Fortunately, Hannah hasn’t had lasting physical issues. But the emotional effects have had a huge impact on her life. “I really struggled with anxiety and fatigue,” she says. “I was 23 at the time and I felt like I’d lost all control over my life. I moved back in with my mum. I didn’t know if I’d be able to go back to nursing and thought everything I’d worked for had gone.
“I had such bad anxiety about having another, far worse, stroke that I wasn’t sleeping. I was exhausted during the day and had no interest in doing anything.
“Breaking out of that vicious circle was a gradual process. To be honest, if it wasn’t for my mum, I’d probably still be in bed. She gently encouraged me to come downstairs, get a shower or to go into the garden to let the dog out.
“I just took it day-by-day and built up from there. I started working in my local pub’s kitchen for a couple of hours a week, just washing pots and peeling potatoes. I also started volunteering for the Stroke Association as a telephone befriender. I’d ring a couple of stroke survivors a week and we would have a chat on the phone for half an hour or so. It gave me purpose, much-needed social interaction and helped me to begin to rebuild my life.”
Hannah was able to return to nursing less than a year after her strokes. “I know how lucky I am that I was able get my life back on track. I’ve learnt that progress builds over time. It isn’t a quick process, and I don’t know if I’ll ever be fully there emotionally, but I’m a lot better than I was five years ago.
“I’ve thought about some of the things that helped me to work through my anxiety and depression. And I hope they’ll help you too:
Start with the basics
“Set short-term achievable goals. For example, ‘Today I’m going to get out of bed and get washed’ - you always feel better once you’ve had a shower. Even if you don’t achieve anything else that day, you’ve taken a step forward and can build from there.”
Give yourself something to aim for
“When you’re feeling a bit more confident, pick a longer-term goal to aim for.

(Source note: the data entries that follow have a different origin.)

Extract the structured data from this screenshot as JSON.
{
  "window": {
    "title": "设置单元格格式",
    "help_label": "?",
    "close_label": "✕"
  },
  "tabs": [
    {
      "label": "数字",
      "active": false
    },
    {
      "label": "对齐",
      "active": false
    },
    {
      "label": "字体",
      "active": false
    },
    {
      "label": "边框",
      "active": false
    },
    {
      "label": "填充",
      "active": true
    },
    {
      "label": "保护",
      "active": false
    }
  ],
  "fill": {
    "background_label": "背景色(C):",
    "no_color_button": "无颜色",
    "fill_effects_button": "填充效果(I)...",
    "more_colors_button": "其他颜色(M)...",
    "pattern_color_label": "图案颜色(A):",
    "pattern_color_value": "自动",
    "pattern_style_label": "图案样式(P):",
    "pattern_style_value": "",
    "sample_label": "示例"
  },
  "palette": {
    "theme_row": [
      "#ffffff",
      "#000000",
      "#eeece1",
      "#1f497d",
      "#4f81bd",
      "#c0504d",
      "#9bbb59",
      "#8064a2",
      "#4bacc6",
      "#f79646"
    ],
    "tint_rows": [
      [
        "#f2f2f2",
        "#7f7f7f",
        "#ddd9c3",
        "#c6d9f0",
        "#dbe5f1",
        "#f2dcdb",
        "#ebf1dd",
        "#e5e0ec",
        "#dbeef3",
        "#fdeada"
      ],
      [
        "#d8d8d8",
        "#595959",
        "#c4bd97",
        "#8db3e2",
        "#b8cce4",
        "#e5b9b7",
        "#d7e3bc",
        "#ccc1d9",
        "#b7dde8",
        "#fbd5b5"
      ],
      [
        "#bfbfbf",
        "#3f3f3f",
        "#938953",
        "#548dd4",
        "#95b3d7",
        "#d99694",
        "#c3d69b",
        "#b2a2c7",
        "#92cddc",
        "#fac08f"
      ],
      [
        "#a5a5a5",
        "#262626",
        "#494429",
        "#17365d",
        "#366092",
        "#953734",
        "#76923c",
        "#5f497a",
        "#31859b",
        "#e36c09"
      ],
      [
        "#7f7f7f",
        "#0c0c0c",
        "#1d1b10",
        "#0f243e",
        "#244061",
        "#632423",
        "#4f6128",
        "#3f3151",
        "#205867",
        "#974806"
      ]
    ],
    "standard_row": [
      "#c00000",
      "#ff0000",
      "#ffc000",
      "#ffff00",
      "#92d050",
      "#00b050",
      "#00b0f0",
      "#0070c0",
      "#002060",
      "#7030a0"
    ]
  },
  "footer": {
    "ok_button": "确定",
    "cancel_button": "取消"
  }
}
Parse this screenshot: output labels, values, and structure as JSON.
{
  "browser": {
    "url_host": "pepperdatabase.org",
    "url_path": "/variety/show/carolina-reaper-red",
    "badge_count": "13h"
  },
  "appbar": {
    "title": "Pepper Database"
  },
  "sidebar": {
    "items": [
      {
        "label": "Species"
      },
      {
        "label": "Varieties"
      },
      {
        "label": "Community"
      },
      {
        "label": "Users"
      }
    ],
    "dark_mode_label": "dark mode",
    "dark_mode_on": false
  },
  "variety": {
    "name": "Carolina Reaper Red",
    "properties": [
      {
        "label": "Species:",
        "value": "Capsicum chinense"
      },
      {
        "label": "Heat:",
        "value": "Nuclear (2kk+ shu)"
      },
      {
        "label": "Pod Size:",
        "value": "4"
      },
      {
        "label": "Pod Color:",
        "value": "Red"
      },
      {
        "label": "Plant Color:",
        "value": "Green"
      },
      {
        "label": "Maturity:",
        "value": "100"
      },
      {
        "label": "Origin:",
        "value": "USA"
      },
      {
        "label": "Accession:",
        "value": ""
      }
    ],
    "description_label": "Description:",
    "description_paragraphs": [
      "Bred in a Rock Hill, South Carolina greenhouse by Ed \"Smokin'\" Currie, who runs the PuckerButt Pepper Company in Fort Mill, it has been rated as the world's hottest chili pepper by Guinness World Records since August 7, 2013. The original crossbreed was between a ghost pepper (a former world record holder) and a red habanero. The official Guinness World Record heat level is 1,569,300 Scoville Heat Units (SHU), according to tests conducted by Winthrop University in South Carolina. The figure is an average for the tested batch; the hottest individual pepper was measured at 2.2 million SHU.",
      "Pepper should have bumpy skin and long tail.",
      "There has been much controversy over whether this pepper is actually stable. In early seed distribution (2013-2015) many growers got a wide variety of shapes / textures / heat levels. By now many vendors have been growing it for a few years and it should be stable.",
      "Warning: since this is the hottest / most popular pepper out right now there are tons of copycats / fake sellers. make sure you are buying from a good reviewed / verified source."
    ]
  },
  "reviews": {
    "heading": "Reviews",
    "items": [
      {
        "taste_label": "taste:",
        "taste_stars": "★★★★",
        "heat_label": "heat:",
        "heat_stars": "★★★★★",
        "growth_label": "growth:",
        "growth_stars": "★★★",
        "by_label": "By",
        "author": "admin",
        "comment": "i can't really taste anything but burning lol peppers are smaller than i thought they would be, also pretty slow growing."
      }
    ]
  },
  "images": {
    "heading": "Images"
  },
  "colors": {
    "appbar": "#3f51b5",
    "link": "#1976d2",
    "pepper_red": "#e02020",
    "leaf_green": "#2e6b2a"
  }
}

Having something to focus on and work towards keeps you going and helps control the anxiety.
“To give me a focus and to keep me going, I decided to try to raise £2,016 in 2016. I did something to raise money every month in the year and ended up collecting over £4,500.”
Talk to people who know what you’re going through
“There are lots of resources out there and people you can talk to if you’re feeling low or isolated.
"I spent a lot of time on Stroke Association forums and on young stroke survivor Facebook groups. I’d definitely recommend online forums to anyone – carer or stroke survivor – who is struggling. Particularly if you don’t have a friend or family network, or can’t or don’t want to go to meetings. You can read the comments without posting or you can vent and people can reply and relate, or give you suggestions.
"I found comfort in knowing I wasn’t the only young twenty-odd who’d had a stroke and that others in my situation, or worse, were rebuilding their lives. In time, I was able to answer comments and help new members too. It made me a lot stronger and gave me the courage to get on with things and to make improvements in myself."
“Being outside is good for my mental health. I try to go for a walk or a run at least once a week. But you don’t have to do a physical activity - just sitting out in the fresh air helps."
"A real turning point for me was realising that I had to stop comparing myself to how I was before. This is me now. I’m adapting to this new version of me, and accepting and building on who I am."